What you will do
Every record shown below is to be output exactly.

Material shown
((

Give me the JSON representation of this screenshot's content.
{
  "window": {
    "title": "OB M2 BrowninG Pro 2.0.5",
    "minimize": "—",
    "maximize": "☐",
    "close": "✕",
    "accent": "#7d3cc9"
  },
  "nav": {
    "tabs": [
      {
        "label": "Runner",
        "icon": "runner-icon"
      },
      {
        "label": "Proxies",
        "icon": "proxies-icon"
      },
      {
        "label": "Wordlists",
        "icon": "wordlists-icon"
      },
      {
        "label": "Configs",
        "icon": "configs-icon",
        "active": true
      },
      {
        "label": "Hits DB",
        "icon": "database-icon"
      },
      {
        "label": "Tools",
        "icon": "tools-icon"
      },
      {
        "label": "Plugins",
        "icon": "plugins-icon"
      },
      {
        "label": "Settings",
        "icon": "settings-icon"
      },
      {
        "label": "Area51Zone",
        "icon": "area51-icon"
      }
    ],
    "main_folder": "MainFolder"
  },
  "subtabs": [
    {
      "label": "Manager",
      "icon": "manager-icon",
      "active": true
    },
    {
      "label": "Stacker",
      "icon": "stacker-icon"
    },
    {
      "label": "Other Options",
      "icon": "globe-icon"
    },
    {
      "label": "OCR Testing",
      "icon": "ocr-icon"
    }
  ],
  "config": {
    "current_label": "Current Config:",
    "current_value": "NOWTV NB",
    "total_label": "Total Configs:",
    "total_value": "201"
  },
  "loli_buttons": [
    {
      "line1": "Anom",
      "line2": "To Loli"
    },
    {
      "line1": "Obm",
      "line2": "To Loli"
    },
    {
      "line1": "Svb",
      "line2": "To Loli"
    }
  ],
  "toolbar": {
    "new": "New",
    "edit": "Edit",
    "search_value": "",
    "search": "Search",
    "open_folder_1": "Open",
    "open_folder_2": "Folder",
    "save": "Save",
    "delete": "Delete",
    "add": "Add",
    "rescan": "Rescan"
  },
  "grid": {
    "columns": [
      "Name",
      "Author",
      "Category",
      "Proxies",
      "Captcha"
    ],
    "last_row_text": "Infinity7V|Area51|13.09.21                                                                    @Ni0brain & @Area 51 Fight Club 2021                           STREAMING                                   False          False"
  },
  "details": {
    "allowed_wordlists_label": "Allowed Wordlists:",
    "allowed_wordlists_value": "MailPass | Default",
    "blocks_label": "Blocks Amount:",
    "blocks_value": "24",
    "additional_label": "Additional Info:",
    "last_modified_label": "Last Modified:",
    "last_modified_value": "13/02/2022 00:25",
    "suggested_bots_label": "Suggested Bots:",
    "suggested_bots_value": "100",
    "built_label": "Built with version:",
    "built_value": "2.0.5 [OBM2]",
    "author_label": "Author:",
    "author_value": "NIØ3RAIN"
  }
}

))

Solution for this problem
Give me the JSON representation of this screenshot's content.
{
  "window": {
    "title": "OB M2 BrowninG Pro 2.0.5",
    "minimize": "—",
    "maximize": "☐",
    "close": "✕",
    "accent": "#7d3cc9"
  },
  "nav": {
    "tabs": [
      {
        "label": "Runner",
        "icon": "runner-icon"
      },
      {
        "label": "Proxies",
        "icon": "proxies-icon"
      },
      {
        "label": "Wordlists",
        "icon": "wordlists-icon"
      },
      {
        "label": "Configs",
        "icon": "configs-icon",
        "active": true
      },
      {
        "label": "Hits DB",
        "icon": "database-icon"
      },
      {
        "label": "Tools",
        "icon": "tools-icon"
      },
      {
        "label": "Plugins",
        "icon": "plugins-icon"
      },
      {
        "label": "Settings",
        "icon": "settings-icon"
      },
      {
        "label": "Area51Zone",
        "icon": "area51-icon"
      }
    ],
    "main_folder": "MainFolder"
  },
  "subtabs": [
    {
      "label": "Manager",
      "icon": "manager-icon",
      "active": true
    },
    {
      "label": "Stacker",
      "icon": "stacker-icon"
    },
    {
      "label": "Other Options",
      "icon": "globe-icon"
    },
    {
      "label": "OCR Testing",
      "icon": "ocr-icon"
    }
  ],
  "config": {
    "current_label": "Current Config:",
    "current_value": "NOWTV NB",
    "total_label": "Total Configs:",
    "total_value": "201"
  },
  "loli_buttons": [
    {
      "line1": "Anom",
      "line2": "To Loli"
    },
    {
      "line1": "Obm",
      "line2": "To Loli"
    },
    {
      "line1": "Svb",
      "line2": "To Loli"
    }
  ],
  "toolbar": {
    "new": "New",
    "edit": "Edit",
    "search_value": "",
    "search": "Search",
    "open_folder_1": "Open",
    "open_folder_2": "Folder",
    "save": "Save",
    "delete": "Delete",
    "add": "Add",
    "rescan": "Rescan"
  },
  "grid": {
    "columns": [
      "Name",
      "Author",
      "Category",
      "Proxies",
      "Captcha"
    ],
    "last_row_text": "Infinity7V|Area51|13.09.21                                                                    @Ni0brain & @Area 51 Fight Club 2021                           STREAMING                                   False          False"
  },
  "details": {
    "allowed_wordlists_label": "Allowed Wordlists:",
    "allowed_wordlists_value": "MailPass | Default",
    "blocks_label": "Blocks Amount:",
    "blocks_value": "24",
    "additional_label": "Additional Info:",
    "last_modified_label": "Last Modified:",
    "last_modified_value": "13/02/2022 00:25",
    "suggested_bots_label": "Suggested Bots:",
    "suggested_bots_value": "100",
    "built_label": "Built with version:",
    "built_value": "2.0.5 [OBM2]",
    "author_label": "Author:",
    "author_value": "NIØ3RAIN"
  }
}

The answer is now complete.